[Entries from a dataset of interfaces]
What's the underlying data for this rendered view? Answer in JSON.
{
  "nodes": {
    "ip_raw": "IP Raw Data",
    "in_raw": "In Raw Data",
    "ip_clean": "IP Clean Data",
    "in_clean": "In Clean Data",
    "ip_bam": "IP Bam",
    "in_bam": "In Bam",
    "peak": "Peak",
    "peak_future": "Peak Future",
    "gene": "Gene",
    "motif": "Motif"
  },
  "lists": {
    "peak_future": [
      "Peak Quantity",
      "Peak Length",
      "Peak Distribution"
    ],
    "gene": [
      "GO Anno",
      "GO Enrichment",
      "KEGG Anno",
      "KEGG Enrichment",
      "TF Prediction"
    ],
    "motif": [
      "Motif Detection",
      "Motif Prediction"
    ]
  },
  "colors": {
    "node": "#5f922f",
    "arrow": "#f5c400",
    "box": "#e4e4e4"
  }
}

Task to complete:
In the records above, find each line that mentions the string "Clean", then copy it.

Answer to the problem:
    "ip_clean": "IP Clean Data",
    "in_clean": "In Clean Data",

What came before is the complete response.